Water leaks can occur in various components of the cooling system, such as hoses, the radiator, or heater cores. If your heater isn't working, inspect the cooling system for any signs of leakage, including coolant puddles under the vehicle or a sweet, syrupy smell inside the cabin. Repairing any leaks is crucial to ensure proper heater functionality.
Over time, coolant can become contaminated with rust, debris, or other foreign materials. These contaminants can clog the heater core, preventing the proper flow of coolant and reducing the efficiency of the heater. Flushing the coolant system and refilling it with fresh coolant can help resolve this issue.
7.Water Pump Issues
The water pump circulates coolant throughout the engine and heater core. If it's not functioning correctly, it can lead to insufficient coolant flow and a non-working heater. Symptoms of a failing water pump include coolant leaks, engine overheating, or whining noise coming from the pump. If you suspect a water pump issue, consult a professional mechanic for further diagnosis and repair.
8.Melty Blower Switch

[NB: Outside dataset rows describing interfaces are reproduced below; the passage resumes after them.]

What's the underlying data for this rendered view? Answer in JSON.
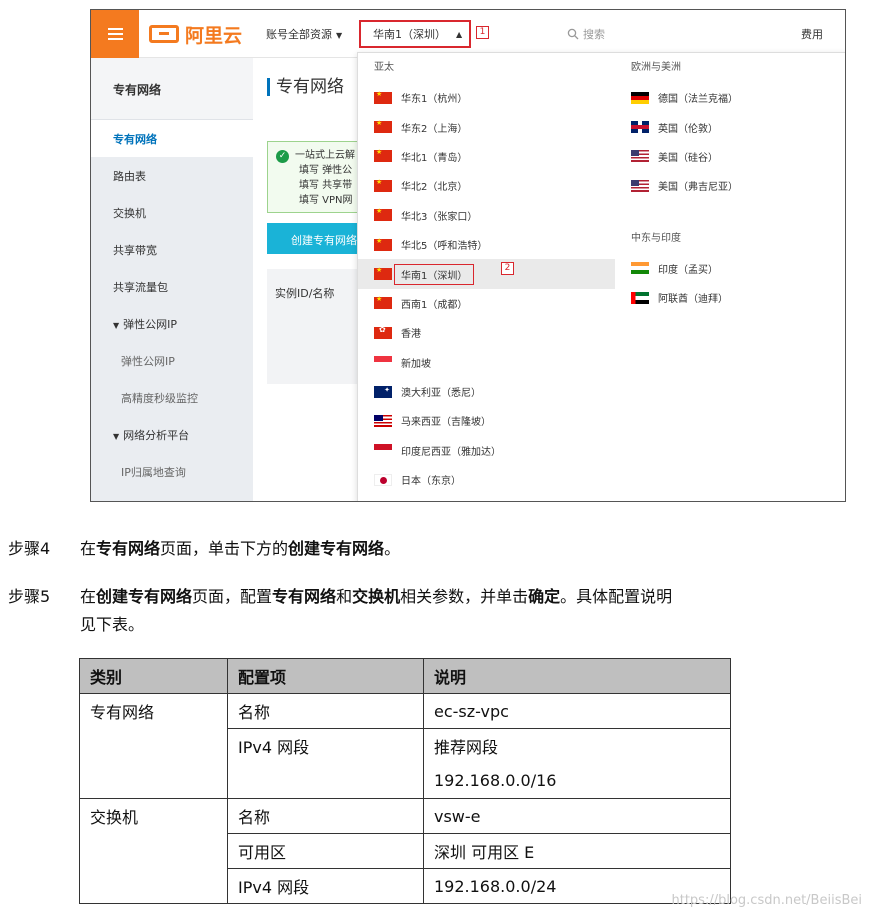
{
  "console": {
    "logo_text": "阿里云",
    "account_menu": "账号全部资源",
    "region_selector": "华南1（深圳）",
    "marker_1": "1",
    "marker_2": "2",
    "search_placeholder": "搜索",
    "fee_label": "费用",
    "brand_color": "#f47a1f",
    "sidebar": {
      "title": "专有网络",
      "items": [
        {
          "label": "专有网络",
          "active": true
        },
        {
          "label": "路由表"
        },
        {
          "label": "交换机"
        },
        {
          "label": "共享带宽"
        },
        {
          "label": "共享流量包"
        },
        {
          "label": "弹性公网IP",
          "group": true
        },
        {
          "label": "弹性公网IP",
          "sub": true
        },
        {
          "label": "高精度秒级监控",
          "sub": true
        },
        {
          "label": "网络分析平台",
          "group": true
        },
        {
          "label": "IP归属地查询",
          "sub": true
        }
      ]
    },
    "main": {
      "title": "专有网络",
      "notice_lines": [
        "一站式上云解",
        "填写 弹性公",
        "填写 共享带",
        "填写 VPN网"
      ],
      "create_button": "创建专有网络",
      "column_header": "实例ID/名称"
    },
    "dropdown": {
      "asia_title": "亚太",
      "asia": [
        {
          "label": "华东1（杭州）",
          "flag": "cn"
        },
        {
          "label": "华东2（上海）",
          "flag": "cn"
        },
        {
          "label": "华北1（青岛）",
          "flag": "cn"
        },
        {
          "label": "华北2（北京）",
          "flag": "cn"
        },
        {
          "label": "华北3（张家口）",
          "flag": "cn"
        },
        {
          "label": "华北5（呼和浩特）",
          "flag": "cn"
        },
        {
          "label": "华南1（深圳）",
          "flag": "cn",
          "selected": true
        },
        {
          "label": "西南1（成都）",
          "flag": "cn"
        },
        {
          "label": "香港",
          "flag": "hk"
        },
        {
          "label": "新加坡",
          "flag": "sg"
        },
        {
          "label": "澳大利亚（悉尼）",
          "flag": "au"
        },
        {
          "label": "马来西亚（吉隆坡）",
          "flag": "my"
        },
        {
          "label": "印度尼西亚（雅加达）",
          "flag": "id"
        },
        {
          "label": "日本（东京）",
          "flag": "jp"
        }
      ],
      "europe_title": "欧洲与美洲",
      "europe": [
        {
          "label": "德国（法兰克福）",
          "flag": "de"
        },
        {
          "label": "英国（伦敦）",
          "flag": "uk"
        },
        {
          "label": "美国（硅谷）",
          "flag": "us"
        },
        {
          "label": "美国（弗吉尼亚）",
          "flag": "us"
        }
      ],
      "mideast_title": "中东与印度",
      "mideast": [
        {
          "label": "印度（孟买）",
          "flag": "in"
        },
        {
          "label": "阿联酋（迪拜）",
          "flag": "ae"
        }
      ]
    }
  },
  "steps": {
    "step4": {
      "num": "步骤4",
      "t1": "在",
      "b1": "专有网络",
      "t2": "页面，单击下方的",
      "b2": "创建专有网络",
      "t3": "。"
    },
    "step5": {
      "num": "步骤5",
      "t1": "在",
      "b1": "创建专有网络",
      "t2": "页面，配置",
      "b2": "专有网络",
      "t3": "和",
      "b3": "交换机",
      "t4": "相关参数，并单击",
      "b4": "确定",
      "t5": "。具体配置说明",
      "line2": "见下表。"
    }
  },
  "table": {
    "headers": [
      "类别",
      "配置项",
      "说明"
    ],
    "rows": [
      {
        "cat": "专有网络",
        "item": "名称",
        "desc": "ec-sz-vpc"
      },
      {
        "cat": "",
        "item": "IPv4 网段",
        "desc": "推荐网段"
      },
      {
        "cat": "",
        "item": "",
        "desc": "192.168.0.0/16"
      },
      {
        "cat": "交换机",
        "item": "名称",
        "desc": "vsw-e"
      },
      {
        "cat": "",
        "item": "可用区",
        "desc": "深圳  可用区 E"
      },
      {
        "cat": "",
        "item": "IPv4 网段",
        "desc": "192.168.0.0/24"
      }
    ]
  },
  "watermark": "https://blog.csdn.net/BeiisBei"
}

The blower switch controls the fan speed of the heater. Over time, the contacts in the switch can wear out or become damaged, leading to a malfunctioning heater. If you notice that your heater only works at certain fan speeds,the blower switch may be at fault. Inspect the switch for any signs of melting, burning, or damaged contacts. If you find any issues, replace the blower switch.
9.Clogged or Defective Heating Controls
The heating controls, including the temperature selector and fan speed switch, can become clogged with dirt, debris, or even spilled liquids, causing them to malfunction. Gently clean the controls with a soft cloth and a mild cleaning solution. If cleaning doesn't resolve the issue, the controls may be defective and require replacement.
10.Faulty Blower Motor or Resistor
As mentioned earlier, the blower motor and resistor work together to control the fan speed of the heater. If the blower motor or resistor is faulty, the heater may not work at all or only function at certain speeds. Check the blower motor and resistor as described in section 1 and replace them if necessary.
Debris, such as leaves or dirt, can accumulate in the air vents, restricting airflow and reducing the efficiency of the heater. Inspect the vents for any obstructions and clean them out using a vacuum cleaner or a soft brush.
12.Dirty Air Filters
The cabin air filter is responsible for filtering the air entering your vehicle through the heating and air conditioning system. Over time, this filter can become clogged with dirt and debris, restricting airflow and causing the heater to work inefficiently. Check the cabin air filter and replace it if it appears dirty or clogged.
13.Bad Casting Process
In rare cases, issues with the casting process of the heater core or other cooling system components can lead to leaks or blockages, resulting in a malfunctioning heater. If you've exhausted all other troubleshooting options and your heater still isn't working, consult a professional mechanic who can inspect the cooling system components for any defects caused by poor casting.
A malfunctioning heater in your Jeep can not only make your drive uncomfortable but can also pose safety risks, such as fogged-up windows. By understanding the common causes of heater issues and using the troubleshooting tips provided in this article, you can identify the problem and possibly fix it yourself. However, if you are unsure or uncomfortable performing any of these tasks, it's always best to consult a professional mechanic for assistance.